[ kuh n-tah-tuh ]
/ kənˈtɑ tə /


a choral composition, either sacred and resembling a short oratorio or secular, as a lyric drama set to music but not to be acted.
a metrical narrative set to recitative or alternate recitative and air, usually for a single voice accompanied by one or more instruments.

Nearby words

  1. cantala,
  2. cantalever,
  3. cantaloupe,
  4. cantankerous,
  5. cantar,
  6. cantatrice,
  7. canteen,
  8. canteen culture,
  9. canteloube,
  10. canter

Origin of cantata

1715–25; < Italian, equivalent to cant(are) to sing (see cant1) + -ata -ate1 Unabridged Based on the Random House Unabridged Dictionary, © Random House, Inc. 2019

Examples from the Web for cantata

British Dictionary definitions for cantata


/ (kænˈtɑːtə) /


a musical setting of a text, esp a religious text, consisting of arias, duets, and choruses interspersed with recitatives

Word Origin for cantata

C18: from Italian, from cantare to sing, from Latin

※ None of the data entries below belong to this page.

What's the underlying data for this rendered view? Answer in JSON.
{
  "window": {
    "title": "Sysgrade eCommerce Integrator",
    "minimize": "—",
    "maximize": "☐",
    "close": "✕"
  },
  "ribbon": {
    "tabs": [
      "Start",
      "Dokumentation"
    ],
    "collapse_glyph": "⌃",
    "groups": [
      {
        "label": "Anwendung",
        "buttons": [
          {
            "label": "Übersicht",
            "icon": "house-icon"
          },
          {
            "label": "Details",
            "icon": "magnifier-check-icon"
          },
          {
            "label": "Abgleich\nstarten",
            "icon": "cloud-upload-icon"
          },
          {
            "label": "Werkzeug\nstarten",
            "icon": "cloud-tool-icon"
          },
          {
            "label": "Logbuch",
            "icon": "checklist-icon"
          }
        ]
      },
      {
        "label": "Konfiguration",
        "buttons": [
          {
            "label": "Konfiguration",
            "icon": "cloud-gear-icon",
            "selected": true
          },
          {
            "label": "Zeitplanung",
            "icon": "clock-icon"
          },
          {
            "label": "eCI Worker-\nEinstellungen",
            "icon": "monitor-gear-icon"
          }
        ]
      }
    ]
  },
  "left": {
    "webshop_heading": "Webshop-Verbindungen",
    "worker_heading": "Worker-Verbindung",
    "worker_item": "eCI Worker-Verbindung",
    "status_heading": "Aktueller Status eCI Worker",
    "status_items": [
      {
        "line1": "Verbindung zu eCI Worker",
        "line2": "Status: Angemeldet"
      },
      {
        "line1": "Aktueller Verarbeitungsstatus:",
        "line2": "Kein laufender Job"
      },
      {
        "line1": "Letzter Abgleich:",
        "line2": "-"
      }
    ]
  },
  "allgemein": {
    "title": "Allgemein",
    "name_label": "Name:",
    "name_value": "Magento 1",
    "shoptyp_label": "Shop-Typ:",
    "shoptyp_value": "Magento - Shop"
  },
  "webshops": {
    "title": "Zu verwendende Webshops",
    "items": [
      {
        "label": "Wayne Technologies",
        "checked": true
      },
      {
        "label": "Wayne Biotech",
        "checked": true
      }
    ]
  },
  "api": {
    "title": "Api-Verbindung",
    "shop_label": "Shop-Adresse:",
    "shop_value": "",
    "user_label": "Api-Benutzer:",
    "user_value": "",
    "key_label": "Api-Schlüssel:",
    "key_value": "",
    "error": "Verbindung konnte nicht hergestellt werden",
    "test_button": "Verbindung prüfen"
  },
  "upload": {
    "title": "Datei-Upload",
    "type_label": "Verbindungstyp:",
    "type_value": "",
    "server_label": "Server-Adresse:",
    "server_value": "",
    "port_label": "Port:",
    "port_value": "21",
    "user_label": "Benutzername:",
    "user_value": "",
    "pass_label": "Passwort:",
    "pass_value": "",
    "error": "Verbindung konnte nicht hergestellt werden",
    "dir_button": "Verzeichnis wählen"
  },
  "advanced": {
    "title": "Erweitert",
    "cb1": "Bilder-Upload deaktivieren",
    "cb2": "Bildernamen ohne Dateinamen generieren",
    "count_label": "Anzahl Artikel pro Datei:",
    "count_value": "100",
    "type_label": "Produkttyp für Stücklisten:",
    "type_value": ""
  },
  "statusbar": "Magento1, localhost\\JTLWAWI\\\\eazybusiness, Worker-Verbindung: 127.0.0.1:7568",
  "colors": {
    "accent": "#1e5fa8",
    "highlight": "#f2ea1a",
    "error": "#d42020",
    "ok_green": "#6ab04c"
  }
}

Collins English Dictionary - Complete & Unabridged 2012 Digital Edition © William Collins Sons & Co. Ltd. 1979, 1986 © HarperCollins Publishers 1998, 2000, 2003, 2005, 2006, 2007, 2009, 2012

Word Origin and History for cantata



1724, from Italian cantata, literally "that which is sung," past participle of cantare "to sing" (see chant (v.)).

Online Etymology Dictionary, © 2010 Douglas Harper

Culture definitions for cantata


[ (kuhn-tah-tuh) ]

A musical composition for voice and instruments and including choruses, solos, and recitatives.

The New Dictionary of Cultural Literacy, Third Edition Copyright © 2005 by Houghton Mifflin Harcourt Publishing Company. Published by Houghton Mifflin Harcourt Publishing Company. All rights reserved.